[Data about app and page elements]
———
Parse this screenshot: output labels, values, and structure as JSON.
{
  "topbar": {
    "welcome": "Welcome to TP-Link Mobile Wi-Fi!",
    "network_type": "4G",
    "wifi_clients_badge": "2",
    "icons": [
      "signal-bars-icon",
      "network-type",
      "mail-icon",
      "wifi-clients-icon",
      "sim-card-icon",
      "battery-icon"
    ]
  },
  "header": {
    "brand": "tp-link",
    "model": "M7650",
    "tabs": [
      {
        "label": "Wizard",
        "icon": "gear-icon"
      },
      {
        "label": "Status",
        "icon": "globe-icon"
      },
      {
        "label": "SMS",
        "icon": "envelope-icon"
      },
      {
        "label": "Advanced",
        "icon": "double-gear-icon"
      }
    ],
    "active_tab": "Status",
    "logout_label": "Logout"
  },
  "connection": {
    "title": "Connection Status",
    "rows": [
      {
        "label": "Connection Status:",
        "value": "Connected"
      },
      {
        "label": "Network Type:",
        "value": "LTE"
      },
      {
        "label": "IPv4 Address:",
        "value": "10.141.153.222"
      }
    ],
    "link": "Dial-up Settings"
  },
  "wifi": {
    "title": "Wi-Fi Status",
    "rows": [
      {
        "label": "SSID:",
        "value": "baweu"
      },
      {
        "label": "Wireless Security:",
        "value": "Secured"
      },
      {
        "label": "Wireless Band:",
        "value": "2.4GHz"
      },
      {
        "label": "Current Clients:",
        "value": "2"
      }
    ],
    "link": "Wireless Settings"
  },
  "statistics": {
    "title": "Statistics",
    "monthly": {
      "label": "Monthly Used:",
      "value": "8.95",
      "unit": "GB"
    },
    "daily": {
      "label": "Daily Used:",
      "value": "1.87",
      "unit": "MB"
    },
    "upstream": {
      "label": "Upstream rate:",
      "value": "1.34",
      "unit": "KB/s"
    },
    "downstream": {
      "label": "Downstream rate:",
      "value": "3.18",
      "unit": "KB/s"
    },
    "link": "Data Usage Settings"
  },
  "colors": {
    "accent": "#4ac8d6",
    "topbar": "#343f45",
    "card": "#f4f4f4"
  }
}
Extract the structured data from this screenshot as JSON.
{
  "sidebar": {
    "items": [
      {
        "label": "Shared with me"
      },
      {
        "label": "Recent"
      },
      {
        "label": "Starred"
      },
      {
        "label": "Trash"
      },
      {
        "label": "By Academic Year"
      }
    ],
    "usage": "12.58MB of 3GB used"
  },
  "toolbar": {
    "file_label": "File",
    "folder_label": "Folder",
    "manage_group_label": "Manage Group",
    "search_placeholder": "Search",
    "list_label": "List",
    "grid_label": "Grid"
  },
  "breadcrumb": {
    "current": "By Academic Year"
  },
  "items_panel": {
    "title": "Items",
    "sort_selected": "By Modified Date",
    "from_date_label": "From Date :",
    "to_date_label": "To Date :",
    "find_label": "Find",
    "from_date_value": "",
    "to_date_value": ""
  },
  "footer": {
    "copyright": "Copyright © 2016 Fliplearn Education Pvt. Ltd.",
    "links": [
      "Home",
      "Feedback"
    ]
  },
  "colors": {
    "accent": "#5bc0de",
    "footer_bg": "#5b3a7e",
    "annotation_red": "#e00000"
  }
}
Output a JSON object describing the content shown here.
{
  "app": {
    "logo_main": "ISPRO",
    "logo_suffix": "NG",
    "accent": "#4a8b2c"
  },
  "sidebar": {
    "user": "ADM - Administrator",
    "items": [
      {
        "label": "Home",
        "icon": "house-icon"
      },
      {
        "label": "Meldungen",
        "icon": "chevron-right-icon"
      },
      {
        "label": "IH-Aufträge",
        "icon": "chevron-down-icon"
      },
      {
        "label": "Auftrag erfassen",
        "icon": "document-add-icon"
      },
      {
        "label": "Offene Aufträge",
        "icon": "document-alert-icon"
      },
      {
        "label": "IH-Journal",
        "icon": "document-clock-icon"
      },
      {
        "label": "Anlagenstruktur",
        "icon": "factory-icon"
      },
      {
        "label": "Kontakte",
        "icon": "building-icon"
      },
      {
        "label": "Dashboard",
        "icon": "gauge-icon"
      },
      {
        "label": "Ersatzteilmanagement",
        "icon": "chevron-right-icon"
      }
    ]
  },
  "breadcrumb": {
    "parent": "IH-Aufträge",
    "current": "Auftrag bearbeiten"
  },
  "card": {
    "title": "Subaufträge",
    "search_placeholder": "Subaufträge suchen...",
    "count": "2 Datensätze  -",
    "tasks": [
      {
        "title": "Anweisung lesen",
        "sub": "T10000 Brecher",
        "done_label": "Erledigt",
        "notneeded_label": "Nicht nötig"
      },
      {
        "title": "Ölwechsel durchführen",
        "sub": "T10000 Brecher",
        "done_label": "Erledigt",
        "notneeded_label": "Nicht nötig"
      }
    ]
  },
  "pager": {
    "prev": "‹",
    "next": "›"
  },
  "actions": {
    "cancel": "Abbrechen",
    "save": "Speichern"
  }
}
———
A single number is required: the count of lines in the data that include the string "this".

#### Final answer:
2